Delayed Agression When Meeting Other Dogs
I've had Tallulah about a month. She's 4-1/2 and was re-homed (via a rescue organization) because she was fighting with the other dog in the house and injured him.
She's incredibly sweet and loves meeting people. She's always happy to have anyone at all pet her. She is not aggressive in any way with me or other people.
Other dogs are an issue though. She's not reactive. She sits quietly when we're waiting for our obedience class to start. When she sees dogs when we're out for a walk and will watch them, but doesn't bark or lunge. She's curious and wants to meet dogs that we encounter, but after very preliminary sniffing she'll suddenly start to get snarly. When she sniffs she always goes for the other dog's head, too; either she doesn't get as far as the butt sniffing or skips it. Last weekend she did it with a dog she met after our dog class and an hour later with a dog at the vet. Today she did it twice on our walk. Big dogs, small dogs, indoors, outdoors. No pattern there. She's always been on a leash. When I pull her back sharply, she'll stop and doesn't make any more aggressive moves. Of course the other people leave or we do since they're all strangers, so I haven't really tested if she just needs to settle down.
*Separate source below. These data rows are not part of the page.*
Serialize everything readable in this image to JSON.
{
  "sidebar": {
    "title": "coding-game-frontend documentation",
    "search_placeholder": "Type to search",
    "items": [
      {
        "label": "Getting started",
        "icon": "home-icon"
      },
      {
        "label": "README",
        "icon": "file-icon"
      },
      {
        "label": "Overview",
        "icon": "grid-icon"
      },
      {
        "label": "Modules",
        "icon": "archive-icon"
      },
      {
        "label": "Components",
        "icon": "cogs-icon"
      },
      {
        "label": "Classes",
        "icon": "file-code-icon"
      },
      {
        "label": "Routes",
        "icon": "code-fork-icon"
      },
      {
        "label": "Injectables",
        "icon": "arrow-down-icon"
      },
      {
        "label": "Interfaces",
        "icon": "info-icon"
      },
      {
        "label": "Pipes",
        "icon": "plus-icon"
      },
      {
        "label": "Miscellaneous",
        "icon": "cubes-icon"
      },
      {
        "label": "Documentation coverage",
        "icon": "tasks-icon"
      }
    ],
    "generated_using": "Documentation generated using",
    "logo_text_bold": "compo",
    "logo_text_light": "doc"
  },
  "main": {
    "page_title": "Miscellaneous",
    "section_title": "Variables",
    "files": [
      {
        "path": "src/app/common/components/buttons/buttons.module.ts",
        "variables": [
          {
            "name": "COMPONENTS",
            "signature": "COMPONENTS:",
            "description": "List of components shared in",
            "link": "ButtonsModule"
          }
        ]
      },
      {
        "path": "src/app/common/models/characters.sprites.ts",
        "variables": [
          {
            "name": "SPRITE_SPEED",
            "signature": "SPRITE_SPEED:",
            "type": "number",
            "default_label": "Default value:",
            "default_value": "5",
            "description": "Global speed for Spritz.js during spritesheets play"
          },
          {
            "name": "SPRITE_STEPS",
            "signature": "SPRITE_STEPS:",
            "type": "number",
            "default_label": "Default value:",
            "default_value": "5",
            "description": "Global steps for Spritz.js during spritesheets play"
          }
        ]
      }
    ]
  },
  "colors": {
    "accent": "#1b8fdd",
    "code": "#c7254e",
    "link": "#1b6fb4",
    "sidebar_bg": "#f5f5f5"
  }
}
Not long after Tallulah came home, my sister-in-law brought their dog by when I wasn't home one day and she said the two played happily in the backyard for quite a while. Maybe because she wasn't on a leash? That seems to be the only difference.
I'm going to ask the trainer at the dog school, too, but I was curious what other people think.
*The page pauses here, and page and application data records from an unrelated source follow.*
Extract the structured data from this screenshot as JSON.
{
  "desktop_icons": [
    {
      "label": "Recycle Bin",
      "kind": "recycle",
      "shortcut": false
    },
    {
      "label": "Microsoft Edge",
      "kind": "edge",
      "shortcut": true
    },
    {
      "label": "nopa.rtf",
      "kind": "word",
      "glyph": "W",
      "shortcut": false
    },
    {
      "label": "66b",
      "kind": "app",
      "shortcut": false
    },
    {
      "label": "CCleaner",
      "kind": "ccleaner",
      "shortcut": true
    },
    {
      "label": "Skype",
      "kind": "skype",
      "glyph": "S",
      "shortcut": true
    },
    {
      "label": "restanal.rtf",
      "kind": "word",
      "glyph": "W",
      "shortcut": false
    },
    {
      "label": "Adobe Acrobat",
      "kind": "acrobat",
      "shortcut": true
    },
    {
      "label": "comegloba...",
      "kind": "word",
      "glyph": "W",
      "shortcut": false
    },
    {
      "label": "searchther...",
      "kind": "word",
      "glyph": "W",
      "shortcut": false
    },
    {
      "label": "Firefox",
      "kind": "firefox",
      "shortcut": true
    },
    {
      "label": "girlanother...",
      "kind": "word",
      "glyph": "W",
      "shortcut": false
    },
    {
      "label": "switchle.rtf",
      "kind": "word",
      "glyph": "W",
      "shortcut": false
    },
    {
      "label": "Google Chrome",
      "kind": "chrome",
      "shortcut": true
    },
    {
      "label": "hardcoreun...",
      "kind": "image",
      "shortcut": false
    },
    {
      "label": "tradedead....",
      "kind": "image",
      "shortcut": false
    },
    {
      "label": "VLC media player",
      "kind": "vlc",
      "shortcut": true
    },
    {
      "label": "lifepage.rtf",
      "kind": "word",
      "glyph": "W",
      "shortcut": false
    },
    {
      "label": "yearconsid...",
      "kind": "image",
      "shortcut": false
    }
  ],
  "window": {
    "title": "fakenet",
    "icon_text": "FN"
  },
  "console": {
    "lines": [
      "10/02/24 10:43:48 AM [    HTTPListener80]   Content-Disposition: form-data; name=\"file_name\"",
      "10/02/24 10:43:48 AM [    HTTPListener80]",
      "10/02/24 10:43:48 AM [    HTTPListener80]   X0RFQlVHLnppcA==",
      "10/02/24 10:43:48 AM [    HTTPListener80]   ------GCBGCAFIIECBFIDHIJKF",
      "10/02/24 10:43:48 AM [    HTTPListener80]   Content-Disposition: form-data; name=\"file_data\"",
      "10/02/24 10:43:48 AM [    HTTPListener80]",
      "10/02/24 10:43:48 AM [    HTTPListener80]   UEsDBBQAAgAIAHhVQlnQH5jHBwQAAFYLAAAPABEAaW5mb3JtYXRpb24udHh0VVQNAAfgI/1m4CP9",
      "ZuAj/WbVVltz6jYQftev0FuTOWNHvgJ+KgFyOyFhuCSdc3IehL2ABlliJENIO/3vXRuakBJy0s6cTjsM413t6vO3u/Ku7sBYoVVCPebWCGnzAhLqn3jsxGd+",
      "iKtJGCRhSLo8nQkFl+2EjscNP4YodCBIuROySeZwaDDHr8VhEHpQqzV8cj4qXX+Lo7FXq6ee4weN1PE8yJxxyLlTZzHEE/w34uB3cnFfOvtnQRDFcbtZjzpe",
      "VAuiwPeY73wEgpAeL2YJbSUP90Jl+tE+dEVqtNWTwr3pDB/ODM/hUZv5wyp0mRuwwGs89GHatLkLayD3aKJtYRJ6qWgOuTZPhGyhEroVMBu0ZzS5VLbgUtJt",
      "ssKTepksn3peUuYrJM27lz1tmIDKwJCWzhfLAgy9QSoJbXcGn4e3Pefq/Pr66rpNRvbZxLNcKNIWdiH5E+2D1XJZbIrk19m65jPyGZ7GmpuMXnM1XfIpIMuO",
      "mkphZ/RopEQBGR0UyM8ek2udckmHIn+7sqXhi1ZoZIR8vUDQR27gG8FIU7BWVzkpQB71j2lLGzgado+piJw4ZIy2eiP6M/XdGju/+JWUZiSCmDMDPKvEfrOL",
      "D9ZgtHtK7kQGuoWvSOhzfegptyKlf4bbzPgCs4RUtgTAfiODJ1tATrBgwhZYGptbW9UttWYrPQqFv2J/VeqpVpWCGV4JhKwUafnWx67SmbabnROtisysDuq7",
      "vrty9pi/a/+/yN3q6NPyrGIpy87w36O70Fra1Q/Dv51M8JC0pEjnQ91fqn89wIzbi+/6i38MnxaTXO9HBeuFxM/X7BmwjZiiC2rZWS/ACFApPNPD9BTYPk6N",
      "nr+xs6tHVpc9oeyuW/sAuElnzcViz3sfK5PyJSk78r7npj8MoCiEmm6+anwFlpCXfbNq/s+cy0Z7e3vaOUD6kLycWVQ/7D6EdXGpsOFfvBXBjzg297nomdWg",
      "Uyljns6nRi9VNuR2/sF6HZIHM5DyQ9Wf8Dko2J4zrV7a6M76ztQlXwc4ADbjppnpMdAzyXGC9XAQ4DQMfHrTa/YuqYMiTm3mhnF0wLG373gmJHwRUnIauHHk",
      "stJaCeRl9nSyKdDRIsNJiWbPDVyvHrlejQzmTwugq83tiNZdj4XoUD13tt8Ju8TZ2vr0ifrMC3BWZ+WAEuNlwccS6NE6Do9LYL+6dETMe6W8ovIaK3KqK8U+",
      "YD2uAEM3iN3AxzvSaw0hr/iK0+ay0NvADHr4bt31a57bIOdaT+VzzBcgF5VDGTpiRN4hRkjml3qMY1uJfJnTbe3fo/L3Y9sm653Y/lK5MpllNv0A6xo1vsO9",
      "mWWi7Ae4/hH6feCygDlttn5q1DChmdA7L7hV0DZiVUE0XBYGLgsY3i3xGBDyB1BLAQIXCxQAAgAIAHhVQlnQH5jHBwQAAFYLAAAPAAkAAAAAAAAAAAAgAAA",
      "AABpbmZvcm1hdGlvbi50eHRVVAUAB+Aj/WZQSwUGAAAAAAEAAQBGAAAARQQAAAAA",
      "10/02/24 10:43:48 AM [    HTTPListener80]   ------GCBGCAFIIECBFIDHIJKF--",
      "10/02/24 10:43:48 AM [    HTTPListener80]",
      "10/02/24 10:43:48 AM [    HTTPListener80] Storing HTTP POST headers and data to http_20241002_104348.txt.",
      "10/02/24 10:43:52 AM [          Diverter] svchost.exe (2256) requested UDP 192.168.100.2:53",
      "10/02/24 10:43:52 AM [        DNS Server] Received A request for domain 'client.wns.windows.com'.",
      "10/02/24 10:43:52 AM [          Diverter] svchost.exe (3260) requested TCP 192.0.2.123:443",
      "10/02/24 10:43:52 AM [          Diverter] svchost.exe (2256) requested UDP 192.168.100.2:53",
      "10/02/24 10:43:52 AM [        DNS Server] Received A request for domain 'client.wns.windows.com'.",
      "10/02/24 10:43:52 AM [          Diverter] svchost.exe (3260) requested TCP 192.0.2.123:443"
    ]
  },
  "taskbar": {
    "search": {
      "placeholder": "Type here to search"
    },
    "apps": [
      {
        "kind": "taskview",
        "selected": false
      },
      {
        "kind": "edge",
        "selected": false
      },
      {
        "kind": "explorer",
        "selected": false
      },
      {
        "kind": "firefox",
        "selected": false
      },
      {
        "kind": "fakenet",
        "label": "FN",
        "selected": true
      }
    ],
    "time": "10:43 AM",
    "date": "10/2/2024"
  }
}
Re: Delayed Agression When Meeting Other Dogs
Dogs on a leash tend to be more aggressive because when it comes to the "fight or flight" response, they know that they do not have the option of "flight". Sounds like our sister's dog is a submissive one and doesn't make Tallulah feel threatened. Have you tried enclosed dog parks?
I'm not OCD....now who moved my bulldog?
Re: Delayed Agression When Meeting Other Dogs
Thank you for rescuing her and giving her a new chance at a loving home.
Sounds like you have a dominate little girl that will be hit or miss with every dog --- I HAVE ONE!! Banks is 8.5 yrs old and has never altered from this behavior since she was about 4 yrs. old. We did everything with her since age of 11 weeks when we brought her home. A week away at doggie-bootcamp, four level training classes, in home training, e-collar and continuous positive reinforcement over the 8.5 yrs. --- what we accomplished in all those training is identifying her triggers, establishing us as leader and keeping her in control.
A few things to consider, if you already know this behavior you may need to accept this is who she is and keep her pack and interactions to a small circle. This does not mean she has to be away from all dogs, just you have to be aware of her triggers and know how she will respond (good or bad) BEFORE you let her or them approach. A lot of this is on you and not her as she is just being who she is and you will need to know how to prevent or re-direct. The fact that she listens to you upon leash correction she does see you as her 'leader', which is a BIG win for you.
My sister has a Pug that Banks will play with here in her yard, but if we take Banks to my sister's house, she wants to eat Pugsley. Why.... that is his 'turf' and Banks wants to take it over. It is all about being the Queen-bee no matter where she is.
When our Nitschke passed, he was older than her, we were given the opportunity to adopt an 8 mth old Frenchie. We consulted two different trainers we worked with for Banks, and both told us, NOT to get him as Banks will only ever accept a young male puppy into the home. Well, we did not listen, we took a full week doing off sight, neutral ground meetings, took them for a 15 min walk BEFORE entering the home the night we brought him to the house for a weekend trial (brought him home)... all went well. That was 2 years ago and do not get me wrong, she OWNS him and thinks she owns the house. she will attack him for no reason at times and has even drawn blood, but over all they play well, share and even sleep together. He respects her as above him and she lets him know when he gets too big for his bridges. My point to this is, this is her make up, who she is and we. as her owners, have to know ow to control her and keep her inline, which you may be looking at having to do.
I am just a message away.... let me know if you have any questions, more than happy to help!
There is a part of your heart not alive until a bulldog has entered your life.
Nitschke (2004-2011) and Banks (2005-2014) -- My angels
Thank you for all the love, fun and teachings